Saudu Clement
Saudu Clement

Speaking in a virtual meeting organized by the World Economic Forum, the Bank of England Governor, Andrew Bailey, has rebuffed claims that bitcoin could replace fiat currencies. According to him, the design and structure of digital assets will prevent them from having any long-lasting impact on traditional finance.

While several institutional investors have hyped Bitcoin in recent times, conventional banking officials have castigated the digital asset. About two weeks ago, Christine Lagarde, president of the European Central Bank, called for global Bitcoin regulation, as reported by Reuters. Barely two weeks later and Bailey is preaching doom for cryptocurrencies. He said:

Have we landed on what I would call the design, governance, and arrangements for what I might call a lasting digital currency? No, I don’t think we’re there yet, honestly. I don’t think cryptocurrencies as originally formulated are it [...]The whole question of people having assurance that their payments will be made in something with stable value ultimately links back to what we call fiat currency, which has a link to the state.

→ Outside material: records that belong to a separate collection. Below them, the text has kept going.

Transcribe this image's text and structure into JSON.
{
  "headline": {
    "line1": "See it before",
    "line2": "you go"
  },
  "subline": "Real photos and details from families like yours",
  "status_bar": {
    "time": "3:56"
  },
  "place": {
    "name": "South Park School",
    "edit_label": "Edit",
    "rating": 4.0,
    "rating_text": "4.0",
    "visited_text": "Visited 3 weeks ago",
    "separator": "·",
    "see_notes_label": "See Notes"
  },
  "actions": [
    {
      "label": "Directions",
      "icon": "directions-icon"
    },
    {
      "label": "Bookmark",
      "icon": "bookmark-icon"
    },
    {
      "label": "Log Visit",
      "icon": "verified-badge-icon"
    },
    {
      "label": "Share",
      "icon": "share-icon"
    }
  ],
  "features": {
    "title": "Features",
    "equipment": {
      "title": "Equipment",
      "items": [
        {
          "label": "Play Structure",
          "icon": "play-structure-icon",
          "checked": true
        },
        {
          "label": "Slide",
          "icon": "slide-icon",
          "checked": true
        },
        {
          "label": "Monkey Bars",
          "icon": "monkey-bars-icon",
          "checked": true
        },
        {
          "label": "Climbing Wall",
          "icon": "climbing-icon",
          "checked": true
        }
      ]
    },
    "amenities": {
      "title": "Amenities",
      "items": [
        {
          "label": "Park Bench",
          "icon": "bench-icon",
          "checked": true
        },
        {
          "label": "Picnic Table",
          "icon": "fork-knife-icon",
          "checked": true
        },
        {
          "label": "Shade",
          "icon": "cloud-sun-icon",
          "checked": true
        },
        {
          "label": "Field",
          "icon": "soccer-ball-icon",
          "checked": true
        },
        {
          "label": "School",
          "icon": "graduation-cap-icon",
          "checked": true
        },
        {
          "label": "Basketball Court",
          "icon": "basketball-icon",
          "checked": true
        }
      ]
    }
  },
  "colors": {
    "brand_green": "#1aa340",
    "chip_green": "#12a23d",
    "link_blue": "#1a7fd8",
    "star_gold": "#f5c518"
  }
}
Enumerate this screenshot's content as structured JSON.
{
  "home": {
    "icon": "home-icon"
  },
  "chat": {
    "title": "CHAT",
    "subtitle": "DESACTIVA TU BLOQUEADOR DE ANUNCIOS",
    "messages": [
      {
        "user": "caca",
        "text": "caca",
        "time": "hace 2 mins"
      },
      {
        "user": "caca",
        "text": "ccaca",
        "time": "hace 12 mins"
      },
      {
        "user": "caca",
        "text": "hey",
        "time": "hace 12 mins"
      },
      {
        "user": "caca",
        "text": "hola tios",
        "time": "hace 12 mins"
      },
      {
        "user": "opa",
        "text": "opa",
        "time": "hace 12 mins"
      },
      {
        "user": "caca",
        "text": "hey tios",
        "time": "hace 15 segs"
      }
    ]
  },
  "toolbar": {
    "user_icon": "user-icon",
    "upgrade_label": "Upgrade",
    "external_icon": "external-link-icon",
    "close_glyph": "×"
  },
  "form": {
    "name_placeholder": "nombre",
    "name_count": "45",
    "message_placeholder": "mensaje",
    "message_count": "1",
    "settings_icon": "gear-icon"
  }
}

On the other side of Bitcoin’s struggle for supremacy are central bank-backed digital currencies, CBDC. To a large extent, these classes of digital assets have the same advantage as Bitcoin. However, they are regulated by the government and issued by central banks. CBDCs are more or less fiat in a digital form.

Bailey believes that in place of legacy cryptocurrencies like Bitcoin and Ethereum, CBDCs will tick all the unchecked boxes of their decentralized counterparts – price stability, privacy, and the ability to track illicit transactions.